WORK TO BE COMPLETED: Go through the entries below line by line and tally those holding "Sales"; write only the tally.
--
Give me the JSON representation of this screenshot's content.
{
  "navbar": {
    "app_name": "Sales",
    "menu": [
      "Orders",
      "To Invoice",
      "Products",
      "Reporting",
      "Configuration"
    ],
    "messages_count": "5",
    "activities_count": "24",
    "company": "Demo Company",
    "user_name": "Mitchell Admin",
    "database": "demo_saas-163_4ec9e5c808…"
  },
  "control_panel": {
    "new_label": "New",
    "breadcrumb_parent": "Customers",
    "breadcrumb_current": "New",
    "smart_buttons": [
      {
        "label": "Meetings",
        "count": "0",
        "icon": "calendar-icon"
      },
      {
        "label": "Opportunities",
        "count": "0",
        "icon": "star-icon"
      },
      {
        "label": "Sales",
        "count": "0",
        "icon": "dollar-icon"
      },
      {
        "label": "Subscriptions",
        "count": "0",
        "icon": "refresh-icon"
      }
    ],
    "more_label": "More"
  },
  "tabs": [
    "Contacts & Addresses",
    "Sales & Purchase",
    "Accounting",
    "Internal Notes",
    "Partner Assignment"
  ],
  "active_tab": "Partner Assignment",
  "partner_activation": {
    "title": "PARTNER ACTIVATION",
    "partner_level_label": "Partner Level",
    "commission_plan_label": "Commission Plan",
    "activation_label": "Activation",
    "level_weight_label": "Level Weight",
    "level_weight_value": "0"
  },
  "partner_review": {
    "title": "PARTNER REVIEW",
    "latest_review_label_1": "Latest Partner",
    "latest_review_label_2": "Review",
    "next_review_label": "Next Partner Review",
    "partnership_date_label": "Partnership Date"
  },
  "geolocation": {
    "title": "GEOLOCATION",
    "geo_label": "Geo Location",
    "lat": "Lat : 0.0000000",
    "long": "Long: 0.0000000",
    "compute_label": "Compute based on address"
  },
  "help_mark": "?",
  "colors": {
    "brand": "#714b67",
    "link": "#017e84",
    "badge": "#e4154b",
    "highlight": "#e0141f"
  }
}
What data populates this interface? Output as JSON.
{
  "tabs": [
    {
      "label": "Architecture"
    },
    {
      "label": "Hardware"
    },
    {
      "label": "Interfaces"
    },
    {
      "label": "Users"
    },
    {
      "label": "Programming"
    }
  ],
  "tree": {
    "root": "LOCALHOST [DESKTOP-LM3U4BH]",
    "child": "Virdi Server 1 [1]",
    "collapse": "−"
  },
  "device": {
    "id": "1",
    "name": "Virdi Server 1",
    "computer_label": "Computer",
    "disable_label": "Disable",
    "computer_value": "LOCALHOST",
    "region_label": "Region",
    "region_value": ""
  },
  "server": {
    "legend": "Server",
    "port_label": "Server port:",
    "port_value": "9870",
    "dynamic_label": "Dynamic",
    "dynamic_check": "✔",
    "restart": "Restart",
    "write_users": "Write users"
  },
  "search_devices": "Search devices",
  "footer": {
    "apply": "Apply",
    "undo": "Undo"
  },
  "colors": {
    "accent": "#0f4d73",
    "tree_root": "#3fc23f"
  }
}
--
FINISHED TASK: 3